> EXERCISE DESCRIPTION
Please return every line in the following data that includes the string "icon".

> DATA FOR THIS TASK
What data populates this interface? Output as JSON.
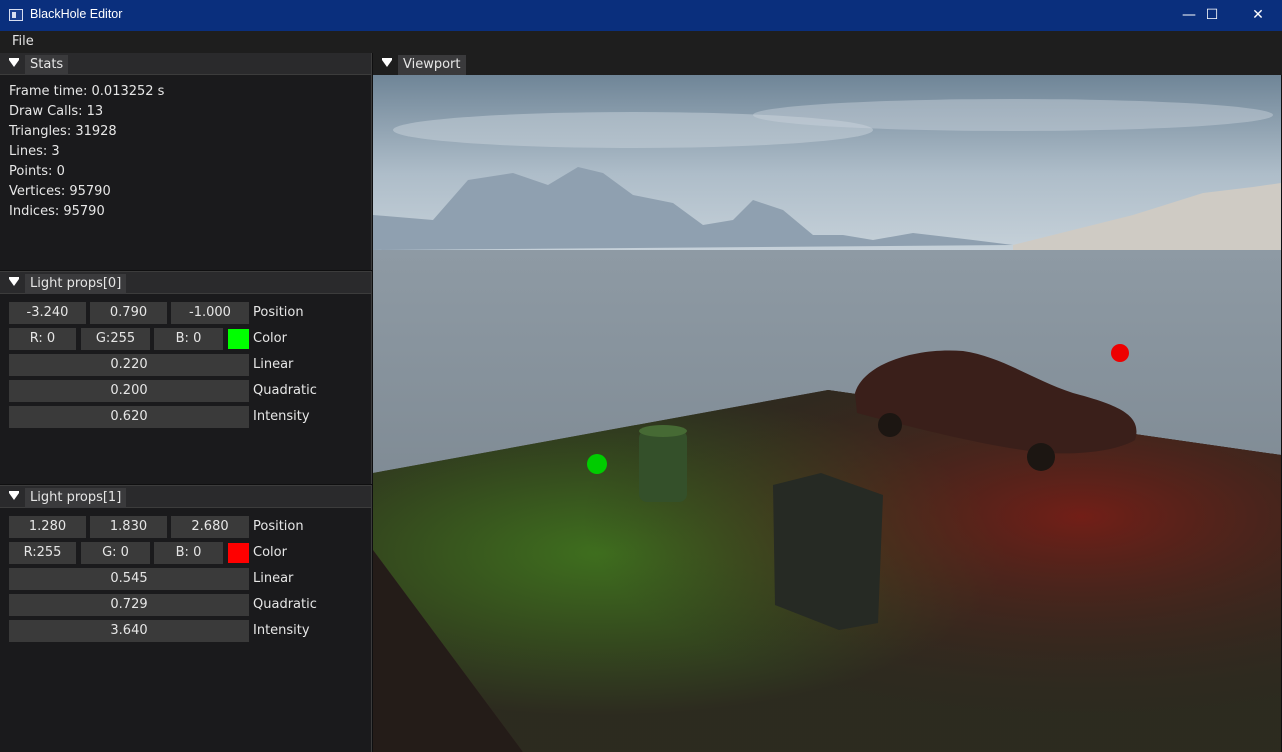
{
  "window": {
    "title": "BlackHole Editor",
    "minimize": "—",
    "maximize": "☐",
    "close": "✕"
  },
  "menu": {
    "file": "File"
  },
  "stats": {
    "tab": "Stats",
    "lines": [
      "Frame time: 0.013252 s",
      "Draw Calls: 13",
      "Triangles: 31928",
      "Lines: 3",
      "Points: 0",
      "Vertices: 95790",
      "Indices: 95790"
    ]
  },
  "light0": {
    "tab": "Light props[0]",
    "pos_x": "-3.240",
    "pos_y": "0.790",
    "pos_z": "-1.000",
    "position_label": "Position",
    "r": "R:  0",
    "g": "G:255",
    "b": "B:  0",
    "color_label": "Color",
    "color": "#00ff00",
    "linear": "0.220",
    "linear_label": "Linear",
    "quadratic": "0.200",
    "quadratic_label": "Quadratic",
    "intensity": "0.620",
    "intensity_label": "Intensity"
  },
  "light1": {
    "tab": "Light props[1]",
    "pos_x": "1.280",
    "pos_y": "1.830",
    "pos_z": "2.680",
    "position_label": "Position",
    "r": "R:255",
    "g": "G:  0",
    "b": "B:  0",
    "color_label": "Color",
    "color": "#ff0000",
    "linear": "0.545",
    "linear_label": "Linear",
    "quadratic": "0.729",
    "quadratic_label": "Quadratic",
    "intensity": "3.640",
    "intensity_label": "Intensity"
  },
  "viewport": {
    "tab": "Viewport"
  }
}
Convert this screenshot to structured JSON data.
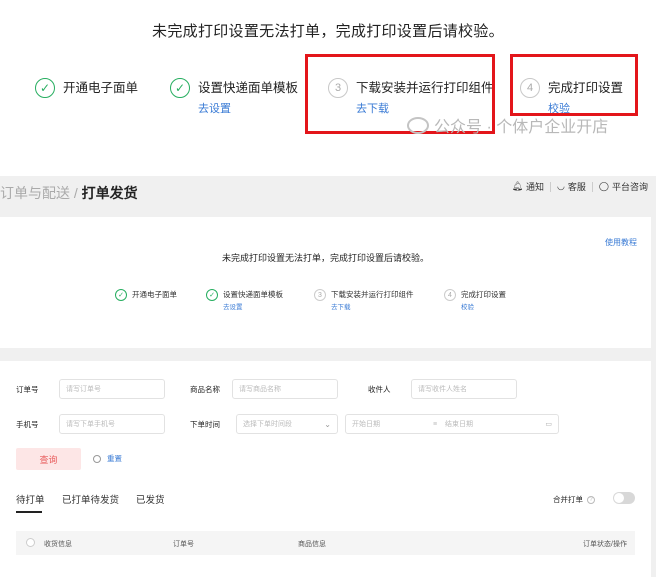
{
  "banner": {
    "notice": "未完成打印设置无法打单，完成打印设置后请校验。",
    "steps": [
      {
        "label": "开通电子面单",
        "link": "",
        "done": true,
        "num": ""
      },
      {
        "label": "设置快递面单模板",
        "link": "去设置",
        "done": true,
        "num": ""
      },
      {
        "label": "下载安装并运行打印组件",
        "link": "去下载",
        "done": false,
        "num": "3"
      },
      {
        "label": "完成打印设置",
        "link": "校验",
        "done": false,
        "num": "4"
      }
    ],
    "watermark": "公众号 · 个体户企业开店",
    "highlight_color": "#e3151a"
  },
  "breadcrumb": {
    "parent": "订单与配送",
    "separator": "/",
    "current": "打单发货"
  },
  "header_actions": [
    {
      "icon": "bell-icon",
      "label": "通知"
    },
    {
      "icon": "headset-icon",
      "label": "客服"
    },
    {
      "icon": "chat-icon",
      "label": "平台咨询"
    }
  ],
  "setup_card": {
    "tutorial_link": "使用教程",
    "notice": "未完成打印设置无法打单，完成打印设置后请校验。",
    "steps": [
      {
        "label": "开通电子面单",
        "link": "",
        "done": true,
        "num": ""
      },
      {
        "label": "设置快递面单模板",
        "link": "去设置",
        "done": true,
        "num": ""
      },
      {
        "label": "下载安装并运行打印组件",
        "link": "去下载",
        "done": false,
        "num": "3"
      },
      {
        "label": "完成打印设置",
        "link": "校验",
        "done": false,
        "num": "4"
      }
    ]
  },
  "filters": {
    "order_no": {
      "label": "订单号",
      "placeholder": "请写订单号"
    },
    "product_name": {
      "label": "商品名称",
      "placeholder": "请写商品名称"
    },
    "receiver": {
      "label": "收件人",
      "placeholder": "请写收件人姓名"
    },
    "phone": {
      "label": "手机号",
      "placeholder": "请写下单手机号"
    },
    "order_time": {
      "label": "下单时间",
      "select_placeholder": "选择下单时间段",
      "start": "开始日期",
      "end": "结束日期"
    },
    "query_button": "查询",
    "reset_button": "重置"
  },
  "tabs": [
    "待打单",
    "已打单待发货",
    "已发货"
  ],
  "merge_toggle": {
    "label": "合并打单",
    "on": false
  },
  "table_headers": [
    "收货信息",
    "订单号",
    "商品信息",
    "订单状态/操作"
  ],
  "colors": {
    "accent_green": "#27ae60",
    "link_blue": "#3a7bd5",
    "query_bg": "#fde6e6",
    "query_text": "#e85a5a"
  }
}
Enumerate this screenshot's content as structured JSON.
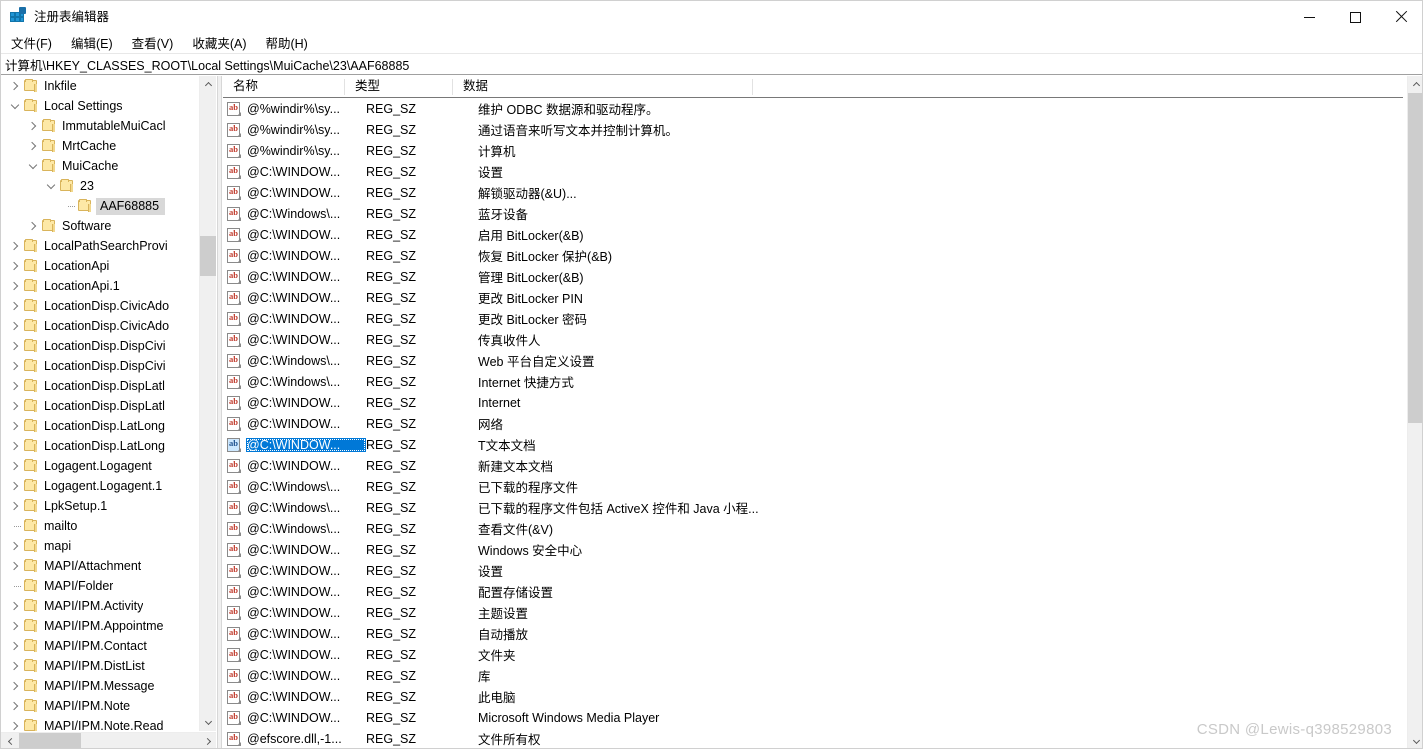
{
  "window": {
    "title": "注册表编辑器",
    "app_icon": "registry-editor-icon",
    "controls": {
      "minimize": "—",
      "maximize": "□",
      "close": "✕"
    }
  },
  "menubar": {
    "items": [
      {
        "label": "文件(F)",
        "name": "menu-file"
      },
      {
        "label": "编辑(E)",
        "name": "menu-edit"
      },
      {
        "label": "查看(V)",
        "name": "menu-view"
      },
      {
        "label": "收藏夹(A)",
        "name": "menu-favorites"
      },
      {
        "label": "帮助(H)",
        "name": "menu-help"
      }
    ]
  },
  "address": {
    "path": "计算机\\HKEY_CLASSES_ROOT\\Local Settings\\MuiCache\\23\\AAF68885"
  },
  "tree": {
    "nodes": [
      {
        "label": "Inkfile",
        "indent": 1,
        "twist": "closed",
        "selected": false
      },
      {
        "label": "Local Settings",
        "indent": 1,
        "twist": "open",
        "selected": false
      },
      {
        "label": "ImmutableMuiCacl",
        "indent": 2,
        "twist": "closed",
        "selected": false
      },
      {
        "label": "MrtCache",
        "indent": 2,
        "twist": "closed",
        "selected": false
      },
      {
        "label": "MuiCache",
        "indent": 2,
        "twist": "open",
        "selected": false
      },
      {
        "label": "23",
        "indent": 3,
        "twist": "open",
        "selected": false
      },
      {
        "label": "AAF68885",
        "indent": 4,
        "twist": "leaf",
        "selected": true
      },
      {
        "label": "Software",
        "indent": 2,
        "twist": "closed",
        "selected": false
      },
      {
        "label": "LocalPathSearchProvi",
        "indent": 1,
        "twist": "closed",
        "selected": false
      },
      {
        "label": "LocationApi",
        "indent": 1,
        "twist": "closed",
        "selected": false
      },
      {
        "label": "LocationApi.1",
        "indent": 1,
        "twist": "closed",
        "selected": false
      },
      {
        "label": "LocationDisp.CivicAdo",
        "indent": 1,
        "twist": "closed",
        "selected": false
      },
      {
        "label": "LocationDisp.CivicAdo",
        "indent": 1,
        "twist": "closed",
        "selected": false
      },
      {
        "label": "LocationDisp.DispCivi",
        "indent": 1,
        "twist": "closed",
        "selected": false
      },
      {
        "label": "LocationDisp.DispCivi",
        "indent": 1,
        "twist": "closed",
        "selected": false
      },
      {
        "label": "LocationDisp.DispLatl",
        "indent": 1,
        "twist": "closed",
        "selected": false
      },
      {
        "label": "LocationDisp.DispLatl",
        "indent": 1,
        "twist": "closed",
        "selected": false
      },
      {
        "label": "LocationDisp.LatLong",
        "indent": 1,
        "twist": "closed",
        "selected": false
      },
      {
        "label": "LocationDisp.LatLong",
        "indent": 1,
        "twist": "closed",
        "selected": false
      },
      {
        "label": "Logagent.Logagent",
        "indent": 1,
        "twist": "closed",
        "selected": false
      },
      {
        "label": "Logagent.Logagent.1",
        "indent": 1,
        "twist": "closed",
        "selected": false
      },
      {
        "label": "LpkSetup.1",
        "indent": 1,
        "twist": "closed",
        "selected": false
      },
      {
        "label": "mailto",
        "indent": 1,
        "twist": "leaf",
        "selected": false
      },
      {
        "label": "mapi",
        "indent": 1,
        "twist": "closed",
        "selected": false
      },
      {
        "label": "MAPI/Attachment",
        "indent": 1,
        "twist": "closed",
        "selected": false
      },
      {
        "label": "MAPI/Folder",
        "indent": 1,
        "twist": "leaf",
        "selected": false
      },
      {
        "label": "MAPI/IPM.Activity",
        "indent": 1,
        "twist": "closed",
        "selected": false
      },
      {
        "label": "MAPI/IPM.Appointme",
        "indent": 1,
        "twist": "closed",
        "selected": false
      },
      {
        "label": "MAPI/IPM.Contact",
        "indent": 1,
        "twist": "closed",
        "selected": false
      },
      {
        "label": "MAPI/IPM.DistList",
        "indent": 1,
        "twist": "closed",
        "selected": false
      },
      {
        "label": "MAPI/IPM.Message",
        "indent": 1,
        "twist": "closed",
        "selected": false
      },
      {
        "label": "MAPI/IPM.Note",
        "indent": 1,
        "twist": "closed",
        "selected": false
      },
      {
        "label": "MAPI/IPM.Note.Read",
        "indent": 1,
        "twist": "closed",
        "selected": false
      }
    ]
  },
  "list": {
    "columns": [
      {
        "label": "名称",
        "name": "column-name"
      },
      {
        "label": "类型",
        "name": "column-type"
      },
      {
        "label": "数据",
        "name": "column-data"
      }
    ],
    "rows": [
      {
        "name": "@%windir%\\sy...",
        "type": "REG_SZ",
        "data": "维护 ODBC 数据源和驱动程序。",
        "selected": false
      },
      {
        "name": "@%windir%\\sy...",
        "type": "REG_SZ",
        "data": "通过语音来听写文本并控制计算机。",
        "selected": false
      },
      {
        "name": "@%windir%\\sy...",
        "type": "REG_SZ",
        "data": "计算机",
        "selected": false
      },
      {
        "name": "@C:\\WINDOW...",
        "type": "REG_SZ",
        "data": "设置",
        "selected": false
      },
      {
        "name": "@C:\\WINDOW...",
        "type": "REG_SZ",
        "data": "解锁驱动器(&U)...",
        "selected": false
      },
      {
        "name": "@C:\\Windows\\...",
        "type": "REG_SZ",
        "data": "蓝牙设备",
        "selected": false
      },
      {
        "name": "@C:\\WINDOW...",
        "type": "REG_SZ",
        "data": "启用 BitLocker(&B)",
        "selected": false
      },
      {
        "name": "@C:\\WINDOW...",
        "type": "REG_SZ",
        "data": "恢复 BitLocker 保护(&B)",
        "selected": false
      },
      {
        "name": "@C:\\WINDOW...",
        "type": "REG_SZ",
        "data": "管理 BitLocker(&B)",
        "selected": false
      },
      {
        "name": "@C:\\WINDOW...",
        "type": "REG_SZ",
        "data": "更改 BitLocker PIN",
        "selected": false
      },
      {
        "name": "@C:\\WINDOW...",
        "type": "REG_SZ",
        "data": "更改 BitLocker 密码",
        "selected": false
      },
      {
        "name": "@C:\\WINDOW...",
        "type": "REG_SZ",
        "data": "传真收件人",
        "selected": false
      },
      {
        "name": "@C:\\Windows\\...",
        "type": "REG_SZ",
        "data": "Web 平台自定义设置",
        "selected": false
      },
      {
        "name": "@C:\\Windows\\...",
        "type": "REG_SZ",
        "data": "Internet 快捷方式",
        "selected": false
      },
      {
        "name": "@C:\\WINDOW...",
        "type": "REG_SZ",
        "data": "Internet",
        "selected": false
      },
      {
        "name": "@C:\\WINDOW...",
        "type": "REG_SZ",
        "data": "网络",
        "selected": false
      },
      {
        "name": "@C:\\WINDOW...",
        "type": "REG_SZ",
        "data": "T文本文档",
        "selected": true
      },
      {
        "name": "@C:\\WINDOW...",
        "type": "REG_SZ",
        "data": "新建文本文档",
        "selected": false
      },
      {
        "name": "@C:\\Windows\\...",
        "type": "REG_SZ",
        "data": "已下载的程序文件",
        "selected": false
      },
      {
        "name": "@C:\\Windows\\...",
        "type": "REG_SZ",
        "data": "已下载的程序文件包括 ActiveX 控件和 Java 小程...",
        "selected": false
      },
      {
        "name": "@C:\\Windows\\...",
        "type": "REG_SZ",
        "data": "查看文件(&V)",
        "selected": false
      },
      {
        "name": "@C:\\WINDOW...",
        "type": "REG_SZ",
        "data": "Windows 安全中心",
        "selected": false
      },
      {
        "name": "@C:\\WINDOW...",
        "type": "REG_SZ",
        "data": "设置",
        "selected": false
      },
      {
        "name": "@C:\\WINDOW...",
        "type": "REG_SZ",
        "data": "配置存储设置",
        "selected": false
      },
      {
        "name": "@C:\\WINDOW...",
        "type": "REG_SZ",
        "data": "主题设置",
        "selected": false
      },
      {
        "name": "@C:\\WINDOW...",
        "type": "REG_SZ",
        "data": "自动播放",
        "selected": false
      },
      {
        "name": "@C:\\WINDOW...",
        "type": "REG_SZ",
        "data": "文件夹",
        "selected": false
      },
      {
        "name": "@C:\\WINDOW...",
        "type": "REG_SZ",
        "data": "库",
        "selected": false
      },
      {
        "name": "@C:\\WINDOW...",
        "type": "REG_SZ",
        "data": "此电脑",
        "selected": false
      },
      {
        "name": "@C:\\WINDOW...",
        "type": "REG_SZ",
        "data": "Microsoft Windows Media Player",
        "selected": false
      },
      {
        "name": "@efscore.dll,-1...",
        "type": "REG_SZ",
        "data": "文件所有权",
        "selected": false
      }
    ]
  },
  "watermark": {
    "text": "CSDN @Lewis-q398529803"
  },
  "colors": {
    "selection_blue": "#0078d7",
    "tree_selection_gray": "#d8d8d8",
    "folder_yellow": "#fde8a6",
    "scrollbar_thumb": "#cdcdcd",
    "watermark_gray": "#c9c9c9"
  }
}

> TASK ANSWER
      "icon": "bell-icon",
      "icon": "headset-icon",
      "icon": "chat-icon",
    "app_icon": "registry-editor-icon",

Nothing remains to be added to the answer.